Segment Start: INPUT FOR THIS TASK

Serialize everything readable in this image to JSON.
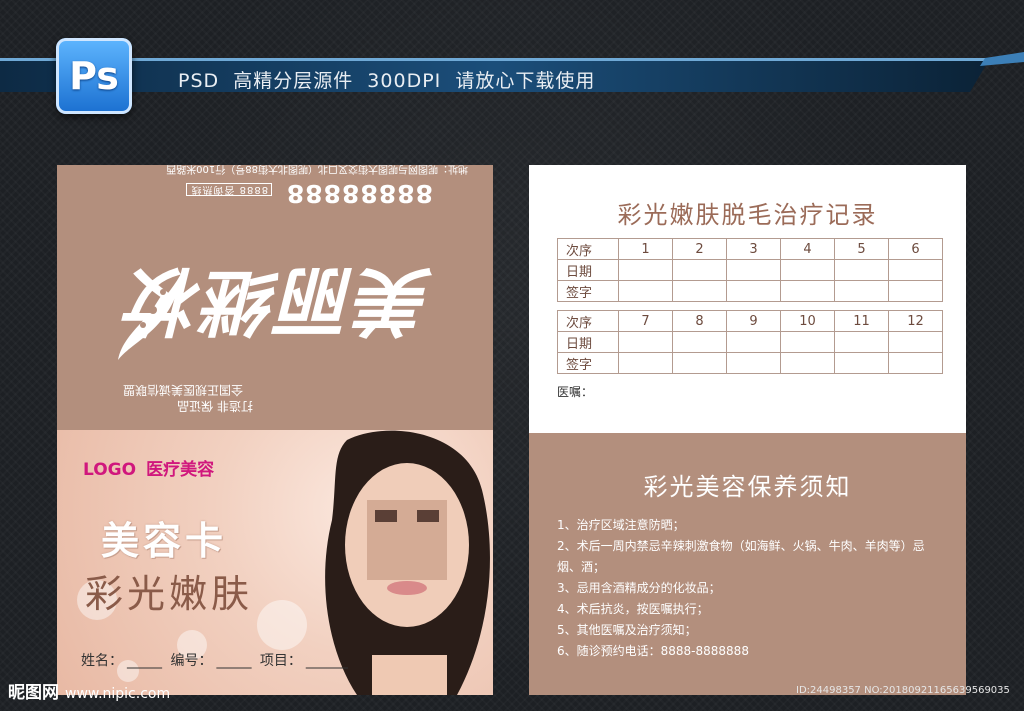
{
  "banner": {
    "icon": "photoshop-logo-icon",
    "logo_text": "Ps",
    "text": "PSD  高精分层源件  300DPI  请放心下载使用"
  },
  "front": {
    "flipped": {
      "slogan1": "打造非  保证品",
      "slogan2": "全国正规医美诚信联盟",
      "phone_tag": "8888",
      "phone_small": "咨询热线",
      "phone": "88888888",
      "address": "地址：呢图网与呢图大街交叉口北（呢图北大街88号）行100米路西",
      "brand": "美丽继妆"
    },
    "logo": "LOGO",
    "logo_sub": "医疗美容",
    "title1": "美容卡",
    "title2": "彩光嫩肤",
    "fields": {
      "name_label": "姓名：",
      "name_value": "_____",
      "no_label": "编号：",
      "no_value": "_____",
      "item_label": "项目：",
      "item_value": "______"
    }
  },
  "back": {
    "record_title": "彩光嫩肤脱毛治疗记录",
    "row_labels": [
      "次序",
      "日期",
      "签字"
    ],
    "table1": [
      "1",
      "2",
      "3",
      "4",
      "5",
      "6"
    ],
    "table2": [
      "7",
      "8",
      "9",
      "10",
      "11",
      "12"
    ],
    "advice_label": "医嘱：",
    "notice_title": "彩光美容保养须知",
    "notice_items": [
      "1、治疗区域注意防晒；",
      "2、术后一周内禁忌辛辣刺激食物（如海鲜、火锅、牛肉、羊肉等）忌烟、酒；",
      "3、忌用含酒精成分的化妆品；",
      "4、术后抗炎，按医嘱执行；",
      "5、其他医嘱及治疗须知；",
      "6、随诊预约电话：8888-8888888"
    ]
  },
  "watermark": {
    "site_name": "昵图网",
    "url": "www.nipic.com",
    "id_text": "ID:24498357 NO:20180921165639569035"
  }
}
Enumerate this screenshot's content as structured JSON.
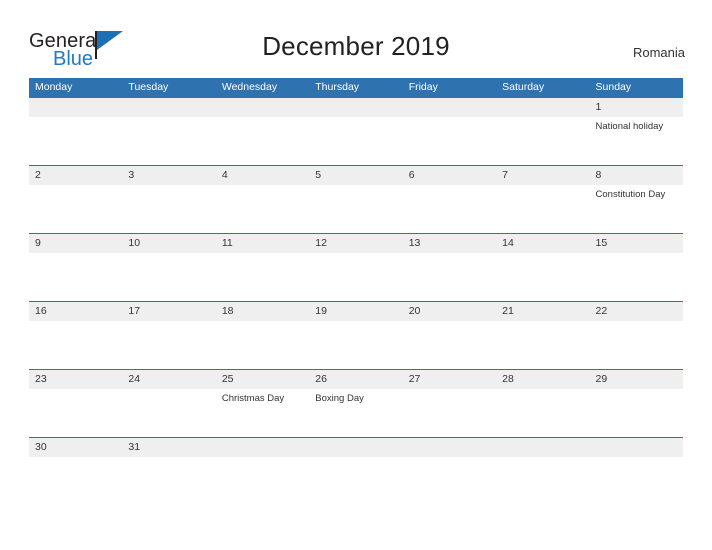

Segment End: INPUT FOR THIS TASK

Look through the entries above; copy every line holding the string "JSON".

= REPLY =
Serialize everything readable in this image to JSON.
Enumerate this screenshot's content as structured JSON.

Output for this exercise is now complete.